WHAT TO DO: Output the data below in full, byte for byte. Nothing may differ.

DATA PROVIDED:
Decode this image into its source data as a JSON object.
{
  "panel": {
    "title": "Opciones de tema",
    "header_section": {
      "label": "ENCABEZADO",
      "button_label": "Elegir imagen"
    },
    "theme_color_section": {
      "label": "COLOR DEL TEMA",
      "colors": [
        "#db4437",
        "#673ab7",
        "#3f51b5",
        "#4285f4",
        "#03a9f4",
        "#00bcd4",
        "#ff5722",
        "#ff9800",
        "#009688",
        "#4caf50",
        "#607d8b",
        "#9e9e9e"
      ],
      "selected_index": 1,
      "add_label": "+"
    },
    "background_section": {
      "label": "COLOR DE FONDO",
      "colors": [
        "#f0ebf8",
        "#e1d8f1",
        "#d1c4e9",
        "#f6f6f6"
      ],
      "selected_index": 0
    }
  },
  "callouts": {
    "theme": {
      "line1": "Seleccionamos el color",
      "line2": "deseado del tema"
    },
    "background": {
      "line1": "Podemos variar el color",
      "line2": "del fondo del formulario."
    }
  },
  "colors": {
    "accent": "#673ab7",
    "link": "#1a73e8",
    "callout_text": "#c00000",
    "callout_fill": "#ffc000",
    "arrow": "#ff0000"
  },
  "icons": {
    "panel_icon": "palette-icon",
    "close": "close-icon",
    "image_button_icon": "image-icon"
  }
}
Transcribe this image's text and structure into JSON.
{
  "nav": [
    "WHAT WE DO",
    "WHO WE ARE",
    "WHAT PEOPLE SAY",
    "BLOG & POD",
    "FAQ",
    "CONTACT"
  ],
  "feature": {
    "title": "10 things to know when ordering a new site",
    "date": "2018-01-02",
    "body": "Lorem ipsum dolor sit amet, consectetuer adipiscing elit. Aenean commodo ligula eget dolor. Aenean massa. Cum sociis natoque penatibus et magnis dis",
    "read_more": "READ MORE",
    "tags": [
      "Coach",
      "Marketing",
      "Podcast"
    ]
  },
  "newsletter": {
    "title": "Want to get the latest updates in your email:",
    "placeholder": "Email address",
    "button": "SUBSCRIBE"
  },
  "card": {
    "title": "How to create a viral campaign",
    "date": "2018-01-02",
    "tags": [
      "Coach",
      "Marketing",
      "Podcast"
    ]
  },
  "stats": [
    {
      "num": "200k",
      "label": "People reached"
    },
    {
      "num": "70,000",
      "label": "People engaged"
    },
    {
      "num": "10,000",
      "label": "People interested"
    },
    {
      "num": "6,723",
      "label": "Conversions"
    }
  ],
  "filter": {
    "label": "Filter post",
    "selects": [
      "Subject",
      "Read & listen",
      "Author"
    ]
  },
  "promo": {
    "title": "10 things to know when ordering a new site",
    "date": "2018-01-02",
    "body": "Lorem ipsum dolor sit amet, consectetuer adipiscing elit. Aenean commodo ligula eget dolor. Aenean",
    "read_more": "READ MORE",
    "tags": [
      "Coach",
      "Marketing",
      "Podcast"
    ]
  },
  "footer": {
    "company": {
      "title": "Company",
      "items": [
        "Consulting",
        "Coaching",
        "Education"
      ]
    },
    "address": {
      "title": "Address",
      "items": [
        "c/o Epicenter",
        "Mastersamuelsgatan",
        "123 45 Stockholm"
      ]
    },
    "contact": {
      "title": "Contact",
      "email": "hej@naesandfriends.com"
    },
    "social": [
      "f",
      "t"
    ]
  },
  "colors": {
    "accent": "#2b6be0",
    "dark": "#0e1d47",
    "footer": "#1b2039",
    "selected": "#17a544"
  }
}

ANSWER TO THIS TASK:
Decode this image into its source data as a JSON object.
{
  "panel": {
    "title": "Opciones de tema",
    "header_section": {
      "label": "ENCABEZADO",
      "button_label": "Elegir imagen"
    },
    "theme_color_section": {
      "label": "COLOR DEL TEMA",
      "colors": [
        "#db4437",
        "#673ab7",
        "#3f51b5",
        "#4285f4",
        "#03a9f4",
        "#00bcd4",
        "#ff5722",
        "#ff9800",
        "#009688",
        "#4caf50",
        "#607d8b",
        "#9e9e9e"
      ],
      "selected_index": 1,
      "add_label": "+"
    },
    "background_section": {
      "label": "COLOR DE FONDO",
      "colors": [
        "#f0ebf8",
        "#e1d8f1",
        "#d1c4e9",
        "#f6f6f6"
      ],
      "selected_index": 0
    }
  },
  "callouts": {
    "theme": {
      "line1": "Seleccionamos el color",
      "line2": "deseado del tema"
    },
    "background": {
      "line1": "Podemos variar el color",
      "line2": "del fondo del formulario."
    }
  },
  "colors": {
    "accent": "#673ab7",
    "link": "#1a73e8",
    "callout_text": "#c00000",
    "callout_fill": "#ffc000",
    "arrow": "#ff0000"
  },
  "icons": {
    "panel_icon": "palette-icon",
    "close": "close-icon",
    "image_button_icon": "image-icon"
  }
}
Transcribe this image's text and structure into JSON.
{
  "nav": [
    "WHAT WE DO",
    "WHO WE ARE",
    "WHAT PEOPLE SAY",
    "BLOG & POD",
    "FAQ",
    "CONTACT"
  ],
  "feature": {
    "title": "10 things to know when ordering a new site",
    "date": "2018-01-02",
    "body": "Lorem ipsum dolor sit amet, consectetuer adipiscing elit. Aenean commodo ligula eget dolor. Aenean massa. Cum sociis natoque penatibus et magnis dis",
    "read_more": "READ MORE",
    "tags": [
      "Coach",
      "Marketing",
      "Podcast"
    ]
  },
  "newsletter": {
    "title": "Want to get the latest updates in your email:",
    "placeholder": "Email address",
    "button": "SUBSCRIBE"
  },
  "card": {
    "title": "How to create a viral campaign",
    "date": "2018-01-02",
    "tags": [
      "Coach",
      "Marketing",
      "Podcast"
    ]
  },
  "stats": [
    {
      "num": "200k",
      "label": "People reached"
    },
    {
      "num": "70,000",
      "label": "People engaged"
    },
    {
      "num": "10,000",
      "label": "People interested"
    },
    {
      "num": "6,723",
      "label": "Conversions"
    }
  ],
  "filter": {
    "label": "Filter post",
    "selects": [
      "Subject",
      "Read & listen",
      "Author"
    ]
  },
  "promo": {
    "title": "10 things to know when ordering a new site",
    "date": "2018-01-02",
    "body": "Lorem ipsum dolor sit amet, consectetuer adipiscing elit. Aenean commodo ligula eget dolor. Aenean",
    "read_more": "READ MORE",
    "tags": [
      "Coach",
      "Marketing",
      "Podcast"
    ]
  },
  "footer": {
    "company": {
      "title": "Company",
      "items": [
        "Consulting",
        "Coaching",
        "Education"
      ]
    },
    "address": {
      "title": "Address",
      "items": [
        "c/o Epicenter",
        "Mastersamuelsgatan",
        "123 45 Stockholm"
      ]
    },
    "contact": {
      "title": "Contact",
      "email": "hej@naesandfriends.com"
    },
    "social": [
      "f",
      "t"
    ]
  },
  "colors": {
    "accent": "#2b6be0",
    "dark": "#0e1d47",
    "footer": "#1b2039",
    "selected": "#17a544"
  }
}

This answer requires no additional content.